Analysts, however, dismiss the firm’s revenue estimates as stated in its presentation to a group of ministers as “highly optimistic” and “impractical”. If the assumptions are right, BSNL’s turnover in the next four years will increase by a whopping 50%, growing at around 12.5% per year, putting it in the league of a Bharti Airtel or an Idea Cellular.
BSNL has based its growth projections on a combination of factors that include growth in broadband and wireless services, government support to reduce wage bill by 50% and monetisation of towers. It also hopes to arrest the decline in landline connections and increase its mobile user base from 98 million to 140 million with a 50% increase in data revenue while maintaining its current market share over the next four years.
However, BSNL has not outlined a strategy that will help it achieve the numbers. Its subscriber market share in the mobile segment has remained static at around 11% in the last five years. Only around 56% of its total subscribers are active and its wireline user base has been constantly declining to stand at around 24 million as on date.
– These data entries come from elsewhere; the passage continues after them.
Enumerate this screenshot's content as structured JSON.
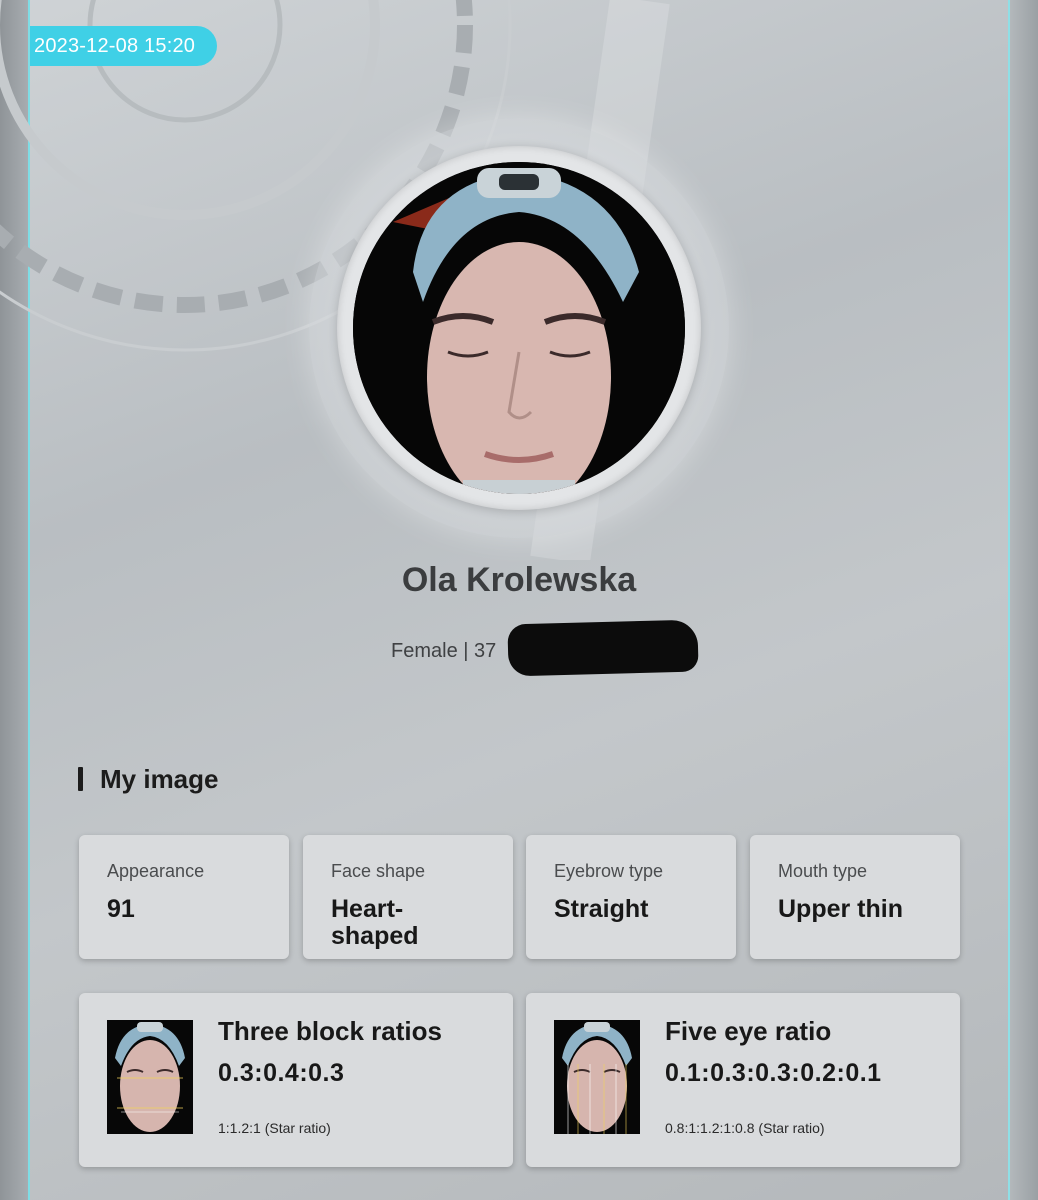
{
  "header": {
    "timestamp": "2023-12-08 15:20"
  },
  "profile": {
    "name": "Ola Krolewska",
    "gender_age": "Female | 37"
  },
  "section": {
    "title": "My image"
  },
  "attributes": [
    {
      "label": "Appearance",
      "value": "91"
    },
    {
      "label": "Face shape",
      "value": "Heart-shaped"
    },
    {
      "label": "Eyebrow type",
      "value": "Straight"
    },
    {
      "label": "Mouth type",
      "value": "Upper thin"
    }
  ],
  "ratios": [
    {
      "title": "Three block ratios",
      "value": "0.3:0.4:0.3",
      "reference": "1:1.2:1 (Star ratio)"
    },
    {
      "title": "Five eye ratio",
      "value": "0.1:0.3:0.3:0.2:0.1",
      "reference": "0.8:1:1.2:1:0.8 (Star ratio)"
    }
  ],
  "colors": {
    "accent": "#3fd0e6",
    "frame_edge": "#7fdde5"
  }
}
Neither has it come forward with a manpower reduction plan. Its wage bill amounts to 50% of its total revenues of around R27,000 crore. Even if the government bears 50% of the wage bill, at the end of FY18 it would constitute 37% of its total projected revenue of R41,305 crore. For private sector mobile firms, the wage bill constitutes around 5% of their revenues.
There is also no plan to reduce costs — in FY14, total expenditure is expected to be R37,210 crore on a revenue of R28,047 crore. And BSNL has targeted an expenditure of R41,229 crore on a revenue of R41,305 crore in FY18. Even if these numbers were to materialise, the telco can at best break even, not post profits. Worse still, while the company has projected a revenue growth from 3% to 9% in the next four years, it has said that its wage bill would go up by around 15%.
How successful the company can be in its turnaround plan, based on optimistic revenue growth plan can be gauged from the fact that it could not monetise the early start it got in 3G services over its private sector counterparts. Having got the 3G spectrum two years ahead of private sector companies, the company’s 3G subscriber base is far lower than any private sector operator and still it has based its future growth on data services.